Crop production (except sugarcane) and livestock production are characterized by the predominance of small farms. According to the farm household survey in the 1990s, farms of less than 6 ha accounted for about 75 percent of the country’s 24 000 farms. It is estimated that about 70-80 percent of these small farms are geared to rice production. Many of these small farms combine their crop production with some milk production. There are, however, several larger agricultural operations that include private rice growers, some medium- and large-size forest and fishing operations, and large public-sector enterprises.
In the 1980s, sugar and rice were the primary agricultural products, as they had been since the nineteenth century. Sugar was produced primarily for export whereas most rice was consumed domestically. Other crops included bananas, coconuts, coffee, cocoa and citrus fruits. Small amounts of vegetables and tobacco were also produced. During the late 1980s, some farmers succeeded in diversifying into specialty products such as heart-of-palm and asparagus for export to Europe. The extent of Guyana’s economic decline in the 1980s was clearly reflected in the performance of the sugar sector. Production levels were almost halved, from 324 000 tons in 1978 to 168 000 tons in 1988. Sugar production for 1994 was 252 615 tons and was the major export commodity, contributing 28 percent to total exports. The rice industry has been leading growth (1993-96) with production and export earnings rising steadily. In 1995, rice production reached 350 000 tons.

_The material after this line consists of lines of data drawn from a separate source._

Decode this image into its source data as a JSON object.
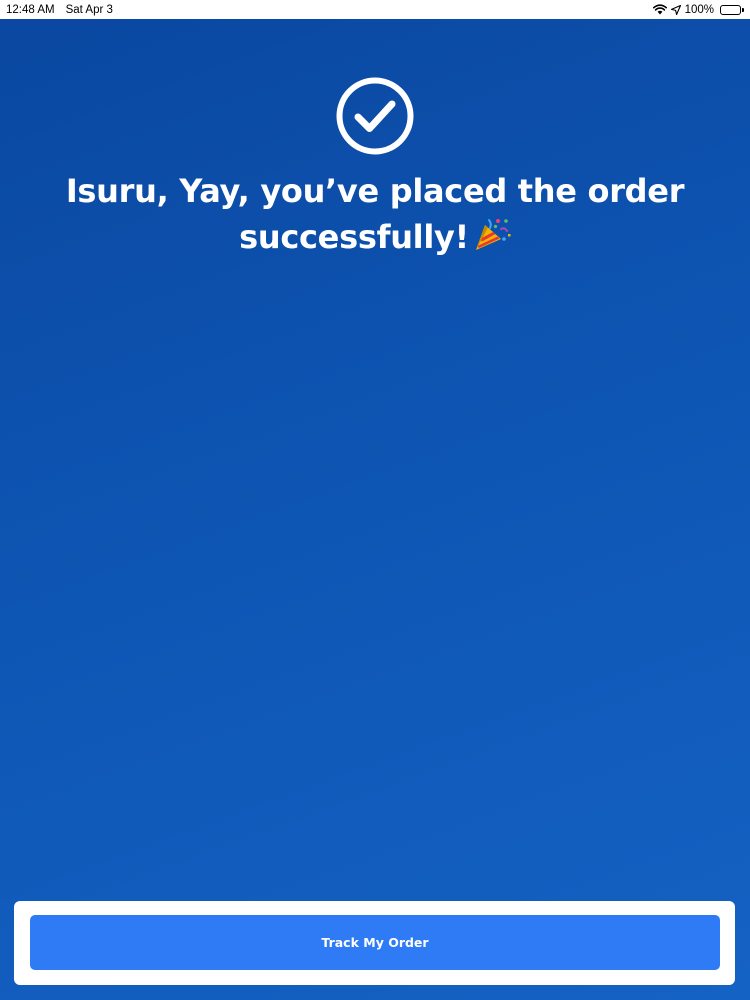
{
  "status_bar": {
    "time": "12:48 AM",
    "date": "Sat Apr 3",
    "battery_percent": "100%",
    "icons": [
      "wifi-icon",
      "location-arrow-icon",
      "battery-icon"
    ]
  },
  "confirmation": {
    "icon": "checkmark-circle-icon",
    "line1": "Isuru, Yay, you’ve placed the order",
    "line2": "successfully!",
    "emoji": "party-popper-icon"
  },
  "footer": {
    "track_button_label": "Track My Order"
  },
  "colors": {
    "background_top": "#0a47a0",
    "background_bottom": "#1462c4",
    "button": "#2f7bf6",
    "text": "#ffffff"
  }
}
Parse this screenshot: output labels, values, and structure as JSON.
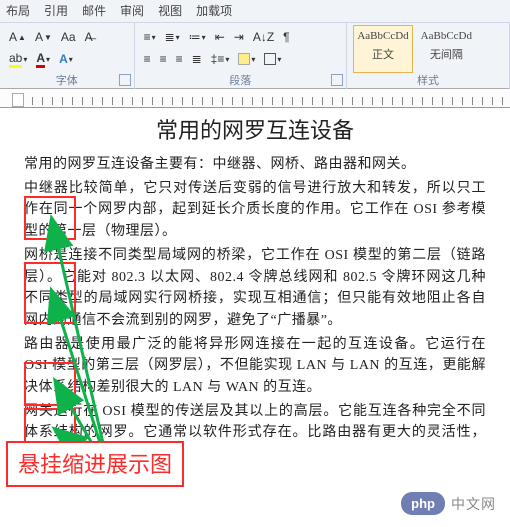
{
  "ribbon": {
    "tabs": [
      "布局",
      "引用",
      "邮件",
      "审阅",
      "视图",
      "加载项"
    ],
    "font_group": {
      "label": "字体",
      "icons": [
        "Aa",
        "A",
        "A"
      ]
    },
    "para_group": {
      "label": "段落"
    },
    "style_group": {
      "label": "样式",
      "items": [
        {
          "preview": "AaBbCcDd",
          "name": "正文"
        },
        {
          "preview": "AaBbCcDd",
          "name": "无间隔"
        }
      ]
    }
  },
  "doc": {
    "title": "常用的网罗互连设备",
    "p1": "常用的网罗互连设备主要有：中继器、网桥、路由器和网关。",
    "p2": "中继器比较简单，它只对传送后变弱的信号进行放大和转发，所以只工作在同一个网罗内部，起到延长介质长度的作用。它工作在 OSI 参考模型的第一层（物理层）。",
    "p3": "网桥是连接不同类型局域网的桥梁，它工作在 OSI 模型的第二层（链路层）。它能对 802.3 以太网、802.4 令牌总线网和 802.5 令牌环网这几种不同类型的局域网实行网桥接，实现互相通信；但只能有效地阻止各自网内的通信不会流到别的网罗，避免了“广播暴”。",
    "p4": "路由器是使用最广泛的能将异形网连接在一起的互连设备。它运行在 OSI 模型的第三层（网罗层），不但能实现 LAN 与 LAN 的互连，更能解决体系结构差别很大的 LAN 与 WAN 的互连。",
    "p5": "网关运行在 OSI 模型的传送层及其以上的高层。它能互连各种完全不同体系结构的网罗。它通常以软件形式存在。比路由器有更大的灵活性，但也更复杂、开销更大。"
  },
  "annotation": {
    "callout": "悬挂缩进展示图"
  },
  "watermark": {
    "pill": "php",
    "text": "中文网"
  }
}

In 2010, total harvested irrigated cropped area was estimated at 179 000 ha, meaning an irrigated cropping intensity of 140 percent. Rice accounts for 131 000 ha or 73 percent of the harvested irrigated copped area. Irrigation allows double cropping of rice, which provides reasonable returns on investment, the average yield for rice being between 4-6 tons/ha. Sugarcane represents 41 600 ha (23 percent), vegetables 4 000 ha (2 percent) and citrus 2 000 ha (1 percent) (Table 5 and Figure 2).
Irrigation development costs are US$3 647/ha composed as follows: construction of head work US$2 187/ha, conveyance system US$860/ha, field system US$600/ha. Maintenance costs are US$33/ha per year.
Women and irrigation
Women in Guyana have always been involved in agriculture at both formal and informal levels of production, processing and marketing. However, their involvement has been underestimated in statistics. Women in rural areas have less access than men to resources, particularly to productive assets such as land and water. Access to water and irrigation depends not only on the availability of water, but also on the legal and regulatory systems governing its distribution and use. In most cases, access to water is contingent on land tenure; as a result, women may find themselves disadvantaged. Rural women spend an average of 8.4 hours weekly fetching water for both domestic and farm use. Some problems that women face in agriculture are the lack of training, lack of farming equipment and poor drainage and irrigation (Rutherford and Odie-Ali, 1996 and IADB).
Status and evolution of drainage systems
Drainage throughout most of Guyana is poor and river flow sluggish because the average gradient of the main rivers is only 0.02 percent. Drainage by gravity is possible only when the tide is low, and this form of drainage is affected by the ever-changing levels of the foreshore outside the sea defences. Therefore it has been necessary in many areas to resort to the expensive method of drainage by pumps. Land requires extensive drainage networks before it is suitable for agricultural use. In the 1990s, drainage canals occupy nearly one-eighth of the area of the average sugarcane field. Similarly, the main drainage infrastructure is about 500 km in length while the length of the secondary drainage system is 1 500 km. In 1991, the entire area equipped for irrigation, 150 100 ha, was drained.
The drainage systems were designed to facilitate the drainage of 37 mm of rainfall per day, through gravity at the low and falling tides. The recent record of rainfall events indicated that a higher drainage capacity is needed: approximately 50 mm/day is required for sugarcane (AGROTECH SpA/European Union, 2003).